“Be careful what you wish for because you are liable to get it.”
You’ve probably heard some variation of this adage, for which attributions range from the formulation above to an 1891 magazine article to the writings of Goethe, the German poet, author and statesman (who died more than fifty years earlier in 1832) to French folk tales and ancient Chinese proverbs. It’s a universal sentiment we all understand, and it can apply to just about anything we desire. Take, for example, the dedicated parking space at our headquarters building shown in the photo—an excellent reason to seek election to BAMC President, right?

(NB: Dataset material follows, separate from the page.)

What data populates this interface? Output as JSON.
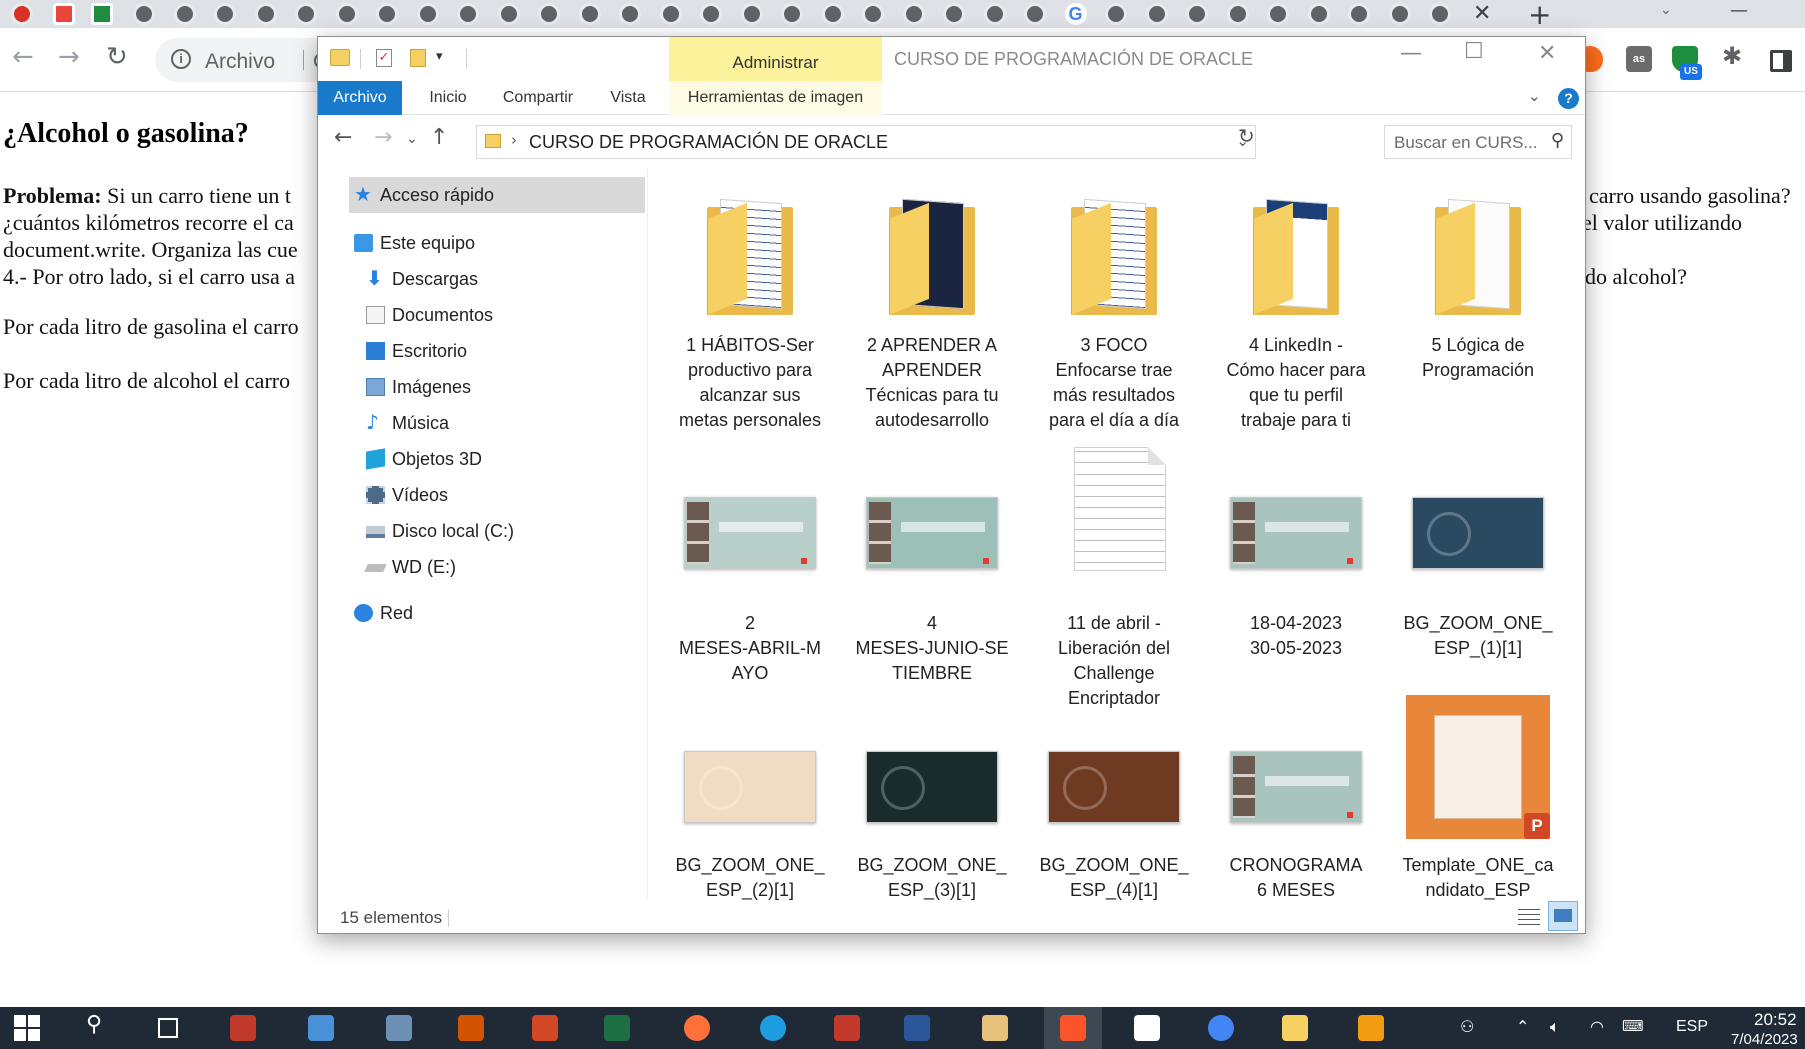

Most lawyers like to be challenged. Many not only accept challenges, but seek them out. And a good number of us are downright addicted to challenge. Not satisfied to merely prosecute or defend cases or coordinate transactions while constantly updating and honing substantive legal skills, you challenge yourselves to promote your practices by networking, conferring, writing and presenting. You work within your firm or office to improve its effectiveness and its culture. You also recruit others to join your ranks. Some of these activities are demanded by our profession or the particular legal career path you’ve chosen. But the challenges don’t end there. You devote hours to worthy causes working with community, faith and other groups to donate pro bono legal and other services to charitable endeavors, sometimes integrating them into your social and family life. And many of you pursue these activities by taking on leadership roles.

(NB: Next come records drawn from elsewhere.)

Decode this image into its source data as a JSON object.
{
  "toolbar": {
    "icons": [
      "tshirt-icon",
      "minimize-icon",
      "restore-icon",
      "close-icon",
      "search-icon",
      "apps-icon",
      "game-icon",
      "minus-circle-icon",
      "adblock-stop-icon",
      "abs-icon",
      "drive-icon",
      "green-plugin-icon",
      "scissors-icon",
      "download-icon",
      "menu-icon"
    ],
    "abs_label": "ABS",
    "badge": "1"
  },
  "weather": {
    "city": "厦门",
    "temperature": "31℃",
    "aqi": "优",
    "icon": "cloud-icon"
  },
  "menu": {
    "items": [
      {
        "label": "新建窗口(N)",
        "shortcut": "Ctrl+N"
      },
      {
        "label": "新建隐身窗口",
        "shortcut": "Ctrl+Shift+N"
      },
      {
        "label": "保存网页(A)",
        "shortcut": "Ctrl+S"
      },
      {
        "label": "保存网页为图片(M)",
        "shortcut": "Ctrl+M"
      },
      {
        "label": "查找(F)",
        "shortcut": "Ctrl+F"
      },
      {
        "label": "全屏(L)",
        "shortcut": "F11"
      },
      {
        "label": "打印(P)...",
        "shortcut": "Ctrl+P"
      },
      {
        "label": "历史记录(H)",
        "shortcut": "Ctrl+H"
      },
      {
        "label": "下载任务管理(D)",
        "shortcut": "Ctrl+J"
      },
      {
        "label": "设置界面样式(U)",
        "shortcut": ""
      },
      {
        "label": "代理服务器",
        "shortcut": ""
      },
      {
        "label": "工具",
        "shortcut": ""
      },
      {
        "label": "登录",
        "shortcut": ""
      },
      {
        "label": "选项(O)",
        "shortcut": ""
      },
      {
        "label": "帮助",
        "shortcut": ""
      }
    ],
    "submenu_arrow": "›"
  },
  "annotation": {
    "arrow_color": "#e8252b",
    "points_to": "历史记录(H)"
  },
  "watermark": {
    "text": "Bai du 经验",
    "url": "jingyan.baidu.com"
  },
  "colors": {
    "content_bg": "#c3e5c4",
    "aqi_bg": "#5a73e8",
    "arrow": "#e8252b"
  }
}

How is there time for bar participation, much less service to the BAMC as a leader? The fact is that our association works hard to make it easy for you to get and stay involved. Each activity listed above is enhanced, encouraged and facilitated, if not directly sponsored or hosted by BAMC committees, sections or work of its Foundation. Whether you seek opportunities to attend or present CLEs, help in marketing or managing your practice, a forum to join or establish for networking with others in your practice area or ways to pursue of all these while doing pro bono or other charitable work with other lawyers, the BAMC probably has what you’re looking for. If you have a strong interest or serious concern in your professional life, it’s likely our association is aware of it and has someone (or maybe an entire committee) working on it.
I was pleasantly surprised to learn after being elected that the BAMC, in conjunction with the MSBA and ABA, even provides intensive training for bar presidents. I shouldn’t have been surprised. Like every other aspect of our professional life, there’s a committee or section or program for it. While taking advantage of these resources, I’ve received invaluable networking, practice management skills and other benefits that will serve me for the rest of my career. I have a solid foundation upon which to build my presidency with the support and guidance of our excellent BAMC staff. The closely comparable challenge to BAMC officers, Executive Committee members and committee and section chairs is to provide such a foundation on which each member can build a practice and professional life with their support and guidance.
The challenge I accepted this year certainly has increased the number of items on my “to do” list each day, without adding any needed hours to each day. But somehow it all seems to get done. If you’re reading this column, two more challenges have been met (making the publication deadline and getting you to read to this point!). In addition to confessing that I did it all for the dedicated parking space, I confess that I’m one of those who is addicted to challenges. Whether you view it as conquering a fear or meeting a challenge, it’s the best way I know to keep growing and improving with age. I hope you’ll join me and challenge yourself to bar service—and, assuming I ever give it up, there may be a dedicated parking space in it for you!
Two updates since June’s newsletter: First, we recognize my former Lerch, Early partner and Past BAMC President Harry C. Storm, who personifies a newer adage of similarly anonymous origin: “If you want something done, get a busy person to do it.” As if transitioning from a busy law practice to the circuit court bench was not challenge enough, last month Harry followed up his January investiture by accepting the gavel as our Maryland State Bar President at the MSBA’s sold-out Annual Meeting and Bench-Bar Conference in Ocean City. We could not be more proud of Judge Storm, and wish him the best of luck in his challenging new roles.
Secondly, last month I mentioned another source of BAMC pride—the nation’s longest running public service TV program of its kind, our own “Law School for the Public.” The 300th episode was taped in June. It presented an interview with the our County’s Adult Drug Court Coordinator, Jenna Davis, and another busy circuit judge, the Honorable Nelson W. Rupp, Jr. Judge Rupp helped establish the Drug Court over a decade ago, and still volunteers his time to preside over Thursday night court dockets. Our Foundation proudly supports the Drug Court, which has achieved remarkable success with nonviolent offenders whose crimes are driven by drug and alcohol addiction. As “Law School for the Public” nears its 20th anniversary, we thank and congratulate its loyal volunteer crew and also thank YOU, the many BAMC members who have donated your time and expertise to appear on the program since 1997.